As an online publisher, there is nothing like getting a scoop.
Exclusive information is a high value objective that can be leveraged to increase your site's credibility, improve traffic, and boost your search engine ranking.
But securing a scoop is becoming more and more difficult in an age when information is quickly disseminated with a single mouse click. So leaked documents have become an increasingly popular source of exclusive information. However, using leaked materials has dangers and drawbacks, especially for web publishers who lack the legal resources and industry support of a large news outlet.
In 2010, WikiLeaks published thousands of previously classified government documents related to the war in Iraq. Unlike other media reports on Iraq, WikiLeaks' material didn't stem from a Freedom of Information Act request or other public record, but from a leak within the military. As a consequence, issues were raised about the legality of the information that was posted. Although it seems that WikiLeaks is in the clear (for now), they took a beating in the media.
Clearly, leaked information has its place in web publishing. But it's critical for online publishers to carefully assess the issues and to understand what they're in for before they decide to go public with leaked information, whether it comes from a corporation or a government agency.
- Illegally obtained documents. One of your biggest concerns about publishing leaked content should be how your source obtained the information. If the source obtained the information through illegal means, you could be indicted as an accomplice. You should also be aware of the fact that your source will face consequences (e.g. termination) for leaking documents – even if you're legally in the clear.
- Prior restraint issues. It's not uncommon for the government to implement prior restraint mechanisms to limit the publication of information through licensing or temporary restraining orders. Although the courts have a negative view of prior restraint activities, leaked documents have the potential to create substantial legal entanglements related to prior constraint.
- Shield laws. In some states, traditional journalists have the benefit of shield laws that protect the anonymity of their sources – a helpful tool when publishing leaked material. Bloggers, citizen journalists, and most web publishers don't enjoy the same protection, so it's smart to have a conversation with your attorney before you post leaked content.

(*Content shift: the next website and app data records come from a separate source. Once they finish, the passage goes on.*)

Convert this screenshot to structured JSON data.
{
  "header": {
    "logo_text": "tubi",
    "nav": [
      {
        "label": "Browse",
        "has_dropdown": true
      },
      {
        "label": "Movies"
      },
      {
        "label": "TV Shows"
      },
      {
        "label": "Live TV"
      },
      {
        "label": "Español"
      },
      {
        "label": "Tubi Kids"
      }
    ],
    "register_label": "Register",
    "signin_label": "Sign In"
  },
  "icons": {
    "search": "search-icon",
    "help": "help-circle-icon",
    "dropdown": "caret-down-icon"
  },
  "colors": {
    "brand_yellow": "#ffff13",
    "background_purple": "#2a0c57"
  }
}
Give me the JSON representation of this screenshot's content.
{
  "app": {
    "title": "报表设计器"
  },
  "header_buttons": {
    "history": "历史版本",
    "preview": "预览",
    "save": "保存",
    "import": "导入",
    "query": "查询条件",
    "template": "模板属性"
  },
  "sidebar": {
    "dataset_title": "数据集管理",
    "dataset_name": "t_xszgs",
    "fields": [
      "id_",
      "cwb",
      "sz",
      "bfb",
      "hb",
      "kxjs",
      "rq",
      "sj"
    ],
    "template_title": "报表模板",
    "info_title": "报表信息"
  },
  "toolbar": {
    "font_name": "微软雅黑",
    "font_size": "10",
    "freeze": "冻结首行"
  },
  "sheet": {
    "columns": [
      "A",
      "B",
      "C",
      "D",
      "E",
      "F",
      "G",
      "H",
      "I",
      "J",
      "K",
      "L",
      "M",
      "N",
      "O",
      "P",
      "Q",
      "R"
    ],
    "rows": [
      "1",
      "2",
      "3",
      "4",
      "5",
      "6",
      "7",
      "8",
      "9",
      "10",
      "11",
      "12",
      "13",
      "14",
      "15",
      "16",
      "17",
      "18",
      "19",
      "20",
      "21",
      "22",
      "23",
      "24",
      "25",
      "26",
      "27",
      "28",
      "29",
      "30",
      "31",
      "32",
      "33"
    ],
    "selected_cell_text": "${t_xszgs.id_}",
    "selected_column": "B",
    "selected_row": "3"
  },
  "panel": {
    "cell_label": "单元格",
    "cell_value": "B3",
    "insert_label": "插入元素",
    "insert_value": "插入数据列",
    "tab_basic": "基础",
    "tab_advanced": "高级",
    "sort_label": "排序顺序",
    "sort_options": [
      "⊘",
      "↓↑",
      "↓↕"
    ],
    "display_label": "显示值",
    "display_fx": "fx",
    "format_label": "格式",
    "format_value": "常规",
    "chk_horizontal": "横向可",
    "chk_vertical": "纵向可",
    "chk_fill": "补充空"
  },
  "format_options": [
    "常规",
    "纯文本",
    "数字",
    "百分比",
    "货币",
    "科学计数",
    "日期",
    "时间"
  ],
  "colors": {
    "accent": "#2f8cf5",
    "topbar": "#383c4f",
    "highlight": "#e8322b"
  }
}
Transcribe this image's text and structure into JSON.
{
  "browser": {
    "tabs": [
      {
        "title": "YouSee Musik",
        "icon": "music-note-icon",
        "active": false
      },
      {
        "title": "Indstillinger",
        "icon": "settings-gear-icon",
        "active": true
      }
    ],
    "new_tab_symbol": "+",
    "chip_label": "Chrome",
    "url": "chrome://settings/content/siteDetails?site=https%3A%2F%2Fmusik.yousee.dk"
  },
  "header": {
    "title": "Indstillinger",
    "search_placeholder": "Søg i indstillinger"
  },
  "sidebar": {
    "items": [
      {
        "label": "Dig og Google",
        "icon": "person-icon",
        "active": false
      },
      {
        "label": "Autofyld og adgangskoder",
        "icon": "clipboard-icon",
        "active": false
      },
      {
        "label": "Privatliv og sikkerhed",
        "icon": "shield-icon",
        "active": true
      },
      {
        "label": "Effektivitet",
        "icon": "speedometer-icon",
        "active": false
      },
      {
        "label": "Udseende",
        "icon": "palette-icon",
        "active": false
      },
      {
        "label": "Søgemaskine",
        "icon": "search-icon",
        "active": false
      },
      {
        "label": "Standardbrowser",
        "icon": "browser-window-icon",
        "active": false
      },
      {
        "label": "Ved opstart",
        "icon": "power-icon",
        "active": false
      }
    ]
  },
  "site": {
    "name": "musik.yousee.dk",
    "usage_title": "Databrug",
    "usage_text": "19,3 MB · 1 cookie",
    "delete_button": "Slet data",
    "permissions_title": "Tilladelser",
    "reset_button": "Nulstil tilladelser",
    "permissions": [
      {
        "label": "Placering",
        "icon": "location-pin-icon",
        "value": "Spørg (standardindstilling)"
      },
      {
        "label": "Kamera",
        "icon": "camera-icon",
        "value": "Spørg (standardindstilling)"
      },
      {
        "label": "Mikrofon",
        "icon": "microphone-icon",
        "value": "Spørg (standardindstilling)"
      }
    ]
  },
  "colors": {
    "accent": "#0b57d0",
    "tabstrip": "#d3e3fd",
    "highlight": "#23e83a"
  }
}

- Libel laws. Libel (written defamation) is not protected under the first amendment. If the leaked material contains groundless accusations that damage someone else's reputation, you can (and probably will) be held legally responsible.